Exercise goal: The reply must be the number of lines in the following material that include the word "price", and nothing more.

Raw data:
___
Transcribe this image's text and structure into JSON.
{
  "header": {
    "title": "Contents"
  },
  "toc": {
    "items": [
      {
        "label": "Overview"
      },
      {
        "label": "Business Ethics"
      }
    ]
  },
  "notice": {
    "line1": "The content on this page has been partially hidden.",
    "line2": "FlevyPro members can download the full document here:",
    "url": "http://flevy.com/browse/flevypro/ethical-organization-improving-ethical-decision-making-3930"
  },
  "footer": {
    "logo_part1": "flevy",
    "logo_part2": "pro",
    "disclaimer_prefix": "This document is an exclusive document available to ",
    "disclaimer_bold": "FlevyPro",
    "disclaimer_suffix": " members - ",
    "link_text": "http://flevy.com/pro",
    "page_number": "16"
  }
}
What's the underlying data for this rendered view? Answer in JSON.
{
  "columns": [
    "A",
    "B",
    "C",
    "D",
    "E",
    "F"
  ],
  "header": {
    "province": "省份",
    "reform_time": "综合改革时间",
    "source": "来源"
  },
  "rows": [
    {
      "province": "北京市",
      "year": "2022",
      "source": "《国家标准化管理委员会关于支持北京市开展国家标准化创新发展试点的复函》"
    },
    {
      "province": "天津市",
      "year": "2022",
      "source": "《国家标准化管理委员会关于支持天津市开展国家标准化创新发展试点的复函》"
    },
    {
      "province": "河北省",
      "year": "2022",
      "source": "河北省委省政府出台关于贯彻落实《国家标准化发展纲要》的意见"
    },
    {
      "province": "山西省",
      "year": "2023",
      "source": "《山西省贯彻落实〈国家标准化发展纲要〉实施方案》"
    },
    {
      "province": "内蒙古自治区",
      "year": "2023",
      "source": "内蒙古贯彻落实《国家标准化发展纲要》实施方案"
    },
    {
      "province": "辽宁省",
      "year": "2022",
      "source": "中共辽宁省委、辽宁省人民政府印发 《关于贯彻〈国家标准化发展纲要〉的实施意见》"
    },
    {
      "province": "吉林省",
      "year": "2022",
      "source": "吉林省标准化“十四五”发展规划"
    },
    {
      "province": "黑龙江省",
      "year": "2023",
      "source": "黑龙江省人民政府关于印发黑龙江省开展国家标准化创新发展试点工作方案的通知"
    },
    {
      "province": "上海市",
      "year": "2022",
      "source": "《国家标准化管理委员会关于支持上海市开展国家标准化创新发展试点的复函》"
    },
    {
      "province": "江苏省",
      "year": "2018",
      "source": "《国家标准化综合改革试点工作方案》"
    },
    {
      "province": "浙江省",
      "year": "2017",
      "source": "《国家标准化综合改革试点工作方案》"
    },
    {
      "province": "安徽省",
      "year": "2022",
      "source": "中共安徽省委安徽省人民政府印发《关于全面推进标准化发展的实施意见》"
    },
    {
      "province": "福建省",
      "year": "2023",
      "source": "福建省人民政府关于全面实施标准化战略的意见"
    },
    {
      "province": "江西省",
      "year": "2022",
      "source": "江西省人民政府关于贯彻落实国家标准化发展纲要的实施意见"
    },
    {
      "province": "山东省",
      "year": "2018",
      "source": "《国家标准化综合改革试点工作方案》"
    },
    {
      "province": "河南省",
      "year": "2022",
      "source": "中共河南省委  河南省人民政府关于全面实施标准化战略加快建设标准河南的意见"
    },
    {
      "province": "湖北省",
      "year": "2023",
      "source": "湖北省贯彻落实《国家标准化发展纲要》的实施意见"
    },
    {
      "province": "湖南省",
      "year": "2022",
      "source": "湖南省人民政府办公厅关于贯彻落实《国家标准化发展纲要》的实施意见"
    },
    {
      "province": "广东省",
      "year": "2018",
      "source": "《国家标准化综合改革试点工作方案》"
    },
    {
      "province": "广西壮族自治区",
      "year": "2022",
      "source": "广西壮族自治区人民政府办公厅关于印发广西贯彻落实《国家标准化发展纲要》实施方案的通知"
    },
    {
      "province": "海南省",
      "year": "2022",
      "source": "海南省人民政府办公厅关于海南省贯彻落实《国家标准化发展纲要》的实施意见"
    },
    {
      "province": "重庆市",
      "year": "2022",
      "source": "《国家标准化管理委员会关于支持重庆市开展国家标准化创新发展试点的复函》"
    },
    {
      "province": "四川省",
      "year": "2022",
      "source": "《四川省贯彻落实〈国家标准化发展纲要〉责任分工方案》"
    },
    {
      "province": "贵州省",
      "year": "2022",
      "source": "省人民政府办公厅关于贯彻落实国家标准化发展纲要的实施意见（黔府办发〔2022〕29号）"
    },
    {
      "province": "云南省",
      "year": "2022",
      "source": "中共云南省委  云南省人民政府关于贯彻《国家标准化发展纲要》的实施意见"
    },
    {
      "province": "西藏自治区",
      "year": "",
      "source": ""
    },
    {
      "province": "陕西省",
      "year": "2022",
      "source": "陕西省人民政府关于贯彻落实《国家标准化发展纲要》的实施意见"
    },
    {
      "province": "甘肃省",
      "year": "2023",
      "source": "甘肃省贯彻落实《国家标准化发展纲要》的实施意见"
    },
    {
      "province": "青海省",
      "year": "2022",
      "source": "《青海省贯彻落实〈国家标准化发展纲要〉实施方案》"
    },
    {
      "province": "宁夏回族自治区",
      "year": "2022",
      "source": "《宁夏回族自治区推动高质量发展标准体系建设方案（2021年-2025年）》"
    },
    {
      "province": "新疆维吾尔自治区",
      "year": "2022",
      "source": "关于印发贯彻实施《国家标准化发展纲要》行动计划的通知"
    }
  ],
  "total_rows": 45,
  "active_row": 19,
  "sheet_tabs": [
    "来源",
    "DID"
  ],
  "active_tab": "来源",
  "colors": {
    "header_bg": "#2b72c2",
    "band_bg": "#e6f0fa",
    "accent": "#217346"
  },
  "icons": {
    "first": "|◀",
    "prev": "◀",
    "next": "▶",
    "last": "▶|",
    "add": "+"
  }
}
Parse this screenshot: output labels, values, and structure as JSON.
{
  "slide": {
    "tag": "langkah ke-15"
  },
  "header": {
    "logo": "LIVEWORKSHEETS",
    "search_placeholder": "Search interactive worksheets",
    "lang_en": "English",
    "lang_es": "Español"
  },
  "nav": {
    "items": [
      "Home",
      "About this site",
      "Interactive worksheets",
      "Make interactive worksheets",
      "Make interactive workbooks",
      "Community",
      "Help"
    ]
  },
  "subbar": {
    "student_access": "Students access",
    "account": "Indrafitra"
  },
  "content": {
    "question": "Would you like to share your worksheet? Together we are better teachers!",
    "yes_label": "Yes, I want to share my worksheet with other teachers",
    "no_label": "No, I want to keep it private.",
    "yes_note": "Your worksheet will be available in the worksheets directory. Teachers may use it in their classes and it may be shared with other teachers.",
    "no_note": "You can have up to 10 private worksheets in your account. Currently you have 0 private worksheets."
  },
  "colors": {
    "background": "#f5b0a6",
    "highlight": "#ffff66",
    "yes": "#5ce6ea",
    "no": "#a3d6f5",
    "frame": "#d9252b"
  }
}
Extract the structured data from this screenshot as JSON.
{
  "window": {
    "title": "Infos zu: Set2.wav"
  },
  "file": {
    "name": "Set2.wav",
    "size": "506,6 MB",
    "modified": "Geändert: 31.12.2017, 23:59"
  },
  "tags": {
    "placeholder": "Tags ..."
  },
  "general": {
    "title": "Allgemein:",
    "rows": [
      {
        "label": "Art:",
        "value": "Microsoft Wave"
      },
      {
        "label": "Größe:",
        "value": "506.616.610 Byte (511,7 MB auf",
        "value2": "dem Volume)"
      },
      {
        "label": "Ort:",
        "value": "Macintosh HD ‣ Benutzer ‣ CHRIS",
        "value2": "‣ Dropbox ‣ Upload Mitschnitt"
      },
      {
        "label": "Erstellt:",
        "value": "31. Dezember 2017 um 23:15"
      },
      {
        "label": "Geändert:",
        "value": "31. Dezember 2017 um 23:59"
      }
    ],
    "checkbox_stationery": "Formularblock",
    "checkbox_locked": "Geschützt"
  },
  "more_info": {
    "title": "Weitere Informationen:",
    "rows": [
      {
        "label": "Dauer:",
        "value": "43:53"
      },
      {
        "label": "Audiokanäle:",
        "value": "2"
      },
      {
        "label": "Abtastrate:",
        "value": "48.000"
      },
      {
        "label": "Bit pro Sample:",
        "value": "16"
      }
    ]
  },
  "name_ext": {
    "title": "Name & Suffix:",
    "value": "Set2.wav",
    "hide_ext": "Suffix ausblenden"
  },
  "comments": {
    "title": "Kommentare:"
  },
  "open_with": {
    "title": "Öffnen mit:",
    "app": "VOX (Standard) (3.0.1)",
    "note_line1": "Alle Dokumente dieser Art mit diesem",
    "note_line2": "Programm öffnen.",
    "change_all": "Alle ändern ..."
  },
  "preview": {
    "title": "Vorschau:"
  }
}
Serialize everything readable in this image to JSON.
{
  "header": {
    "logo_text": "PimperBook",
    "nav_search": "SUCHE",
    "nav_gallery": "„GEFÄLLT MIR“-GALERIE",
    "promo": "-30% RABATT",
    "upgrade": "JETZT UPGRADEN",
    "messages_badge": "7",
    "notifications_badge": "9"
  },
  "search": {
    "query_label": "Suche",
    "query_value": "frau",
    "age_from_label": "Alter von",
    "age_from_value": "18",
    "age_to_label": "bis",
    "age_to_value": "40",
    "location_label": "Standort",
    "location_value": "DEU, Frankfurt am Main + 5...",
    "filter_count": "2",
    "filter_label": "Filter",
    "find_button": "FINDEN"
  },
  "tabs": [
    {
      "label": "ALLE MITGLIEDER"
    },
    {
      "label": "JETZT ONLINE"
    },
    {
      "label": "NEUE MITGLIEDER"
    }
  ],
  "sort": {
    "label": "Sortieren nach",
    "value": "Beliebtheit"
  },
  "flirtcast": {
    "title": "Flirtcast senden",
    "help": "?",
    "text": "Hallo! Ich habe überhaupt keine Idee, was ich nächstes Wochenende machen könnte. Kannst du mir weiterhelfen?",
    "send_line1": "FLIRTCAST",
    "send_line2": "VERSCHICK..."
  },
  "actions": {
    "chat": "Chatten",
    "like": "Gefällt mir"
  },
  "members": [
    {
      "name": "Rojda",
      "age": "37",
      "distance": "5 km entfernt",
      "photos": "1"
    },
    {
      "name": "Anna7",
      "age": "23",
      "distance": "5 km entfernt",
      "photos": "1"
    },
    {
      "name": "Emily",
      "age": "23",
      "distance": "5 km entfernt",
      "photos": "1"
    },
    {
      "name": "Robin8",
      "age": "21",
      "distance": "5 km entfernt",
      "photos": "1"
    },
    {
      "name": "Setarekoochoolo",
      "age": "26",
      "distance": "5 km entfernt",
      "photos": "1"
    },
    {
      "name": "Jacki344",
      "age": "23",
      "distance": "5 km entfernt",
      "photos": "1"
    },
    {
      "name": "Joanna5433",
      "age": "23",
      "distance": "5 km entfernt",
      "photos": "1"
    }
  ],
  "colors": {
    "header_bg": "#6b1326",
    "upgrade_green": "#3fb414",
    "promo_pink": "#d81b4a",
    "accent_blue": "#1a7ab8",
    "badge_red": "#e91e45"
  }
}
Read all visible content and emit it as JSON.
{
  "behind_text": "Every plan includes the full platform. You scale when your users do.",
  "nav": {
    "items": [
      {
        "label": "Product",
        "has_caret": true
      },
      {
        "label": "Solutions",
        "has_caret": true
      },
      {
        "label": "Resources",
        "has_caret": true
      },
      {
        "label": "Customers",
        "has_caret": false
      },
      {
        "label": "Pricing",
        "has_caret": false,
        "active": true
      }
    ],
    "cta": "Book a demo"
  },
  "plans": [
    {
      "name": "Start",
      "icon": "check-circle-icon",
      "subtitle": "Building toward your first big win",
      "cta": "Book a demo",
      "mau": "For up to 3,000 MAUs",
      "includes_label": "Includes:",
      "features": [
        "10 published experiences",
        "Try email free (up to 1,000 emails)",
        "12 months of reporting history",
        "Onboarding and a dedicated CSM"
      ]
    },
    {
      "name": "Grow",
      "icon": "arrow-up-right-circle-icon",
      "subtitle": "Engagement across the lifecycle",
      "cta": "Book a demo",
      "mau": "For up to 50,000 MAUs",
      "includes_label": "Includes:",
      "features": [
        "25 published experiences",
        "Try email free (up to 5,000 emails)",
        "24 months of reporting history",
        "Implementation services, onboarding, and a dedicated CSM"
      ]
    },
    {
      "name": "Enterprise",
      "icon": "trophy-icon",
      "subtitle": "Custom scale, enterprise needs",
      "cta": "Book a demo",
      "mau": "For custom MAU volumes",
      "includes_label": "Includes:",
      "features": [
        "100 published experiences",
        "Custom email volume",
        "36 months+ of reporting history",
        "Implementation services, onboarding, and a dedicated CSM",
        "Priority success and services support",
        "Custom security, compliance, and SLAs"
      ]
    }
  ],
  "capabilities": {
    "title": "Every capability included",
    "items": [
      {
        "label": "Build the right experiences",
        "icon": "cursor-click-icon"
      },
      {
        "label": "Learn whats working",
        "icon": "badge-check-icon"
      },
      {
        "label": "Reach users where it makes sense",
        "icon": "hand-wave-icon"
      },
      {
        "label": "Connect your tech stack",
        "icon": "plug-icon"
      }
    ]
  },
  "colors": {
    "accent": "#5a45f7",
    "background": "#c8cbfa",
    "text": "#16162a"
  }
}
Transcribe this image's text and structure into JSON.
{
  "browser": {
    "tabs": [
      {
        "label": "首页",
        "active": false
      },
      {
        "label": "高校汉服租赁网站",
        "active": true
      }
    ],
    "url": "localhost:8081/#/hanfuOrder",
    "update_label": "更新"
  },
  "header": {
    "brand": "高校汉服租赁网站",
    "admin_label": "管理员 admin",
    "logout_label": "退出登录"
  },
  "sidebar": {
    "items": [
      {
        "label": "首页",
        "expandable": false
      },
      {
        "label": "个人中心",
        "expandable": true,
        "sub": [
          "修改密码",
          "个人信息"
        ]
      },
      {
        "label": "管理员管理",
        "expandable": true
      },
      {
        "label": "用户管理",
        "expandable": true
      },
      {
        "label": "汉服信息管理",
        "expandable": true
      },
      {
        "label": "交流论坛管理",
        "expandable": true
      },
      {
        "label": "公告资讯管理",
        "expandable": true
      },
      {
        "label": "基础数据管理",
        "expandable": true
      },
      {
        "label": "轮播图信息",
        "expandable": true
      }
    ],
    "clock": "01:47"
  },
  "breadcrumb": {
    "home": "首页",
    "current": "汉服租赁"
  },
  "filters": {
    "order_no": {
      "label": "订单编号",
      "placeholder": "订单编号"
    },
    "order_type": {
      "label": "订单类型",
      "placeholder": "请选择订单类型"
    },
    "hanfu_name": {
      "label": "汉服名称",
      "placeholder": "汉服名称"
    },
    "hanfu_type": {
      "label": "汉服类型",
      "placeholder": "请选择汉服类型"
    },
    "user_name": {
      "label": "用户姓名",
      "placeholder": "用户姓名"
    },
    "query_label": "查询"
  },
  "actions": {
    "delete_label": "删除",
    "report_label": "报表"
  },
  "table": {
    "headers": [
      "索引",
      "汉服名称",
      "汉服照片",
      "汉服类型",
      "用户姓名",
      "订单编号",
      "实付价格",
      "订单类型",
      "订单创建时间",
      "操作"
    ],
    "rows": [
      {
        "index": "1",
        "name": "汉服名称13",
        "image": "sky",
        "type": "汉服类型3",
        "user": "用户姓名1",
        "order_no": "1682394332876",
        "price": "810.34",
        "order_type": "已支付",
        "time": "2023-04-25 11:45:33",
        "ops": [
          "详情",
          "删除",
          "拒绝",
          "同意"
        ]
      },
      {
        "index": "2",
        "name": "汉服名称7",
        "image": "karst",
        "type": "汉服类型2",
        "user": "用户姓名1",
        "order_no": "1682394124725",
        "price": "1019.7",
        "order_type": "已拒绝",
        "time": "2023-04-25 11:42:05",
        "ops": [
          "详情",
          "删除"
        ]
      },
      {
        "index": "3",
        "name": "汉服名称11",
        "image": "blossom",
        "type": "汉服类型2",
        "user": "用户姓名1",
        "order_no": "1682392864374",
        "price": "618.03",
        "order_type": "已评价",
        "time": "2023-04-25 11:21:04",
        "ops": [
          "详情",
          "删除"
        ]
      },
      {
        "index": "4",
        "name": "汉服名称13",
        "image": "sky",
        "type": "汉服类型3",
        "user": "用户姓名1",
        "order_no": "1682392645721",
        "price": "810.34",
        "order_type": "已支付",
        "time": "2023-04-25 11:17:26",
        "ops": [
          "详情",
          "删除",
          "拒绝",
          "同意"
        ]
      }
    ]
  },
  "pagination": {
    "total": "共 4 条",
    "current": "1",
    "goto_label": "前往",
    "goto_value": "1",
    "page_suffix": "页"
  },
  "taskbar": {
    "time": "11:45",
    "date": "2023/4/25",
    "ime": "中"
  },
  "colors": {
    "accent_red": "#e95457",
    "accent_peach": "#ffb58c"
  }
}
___
Result of the exercise: 4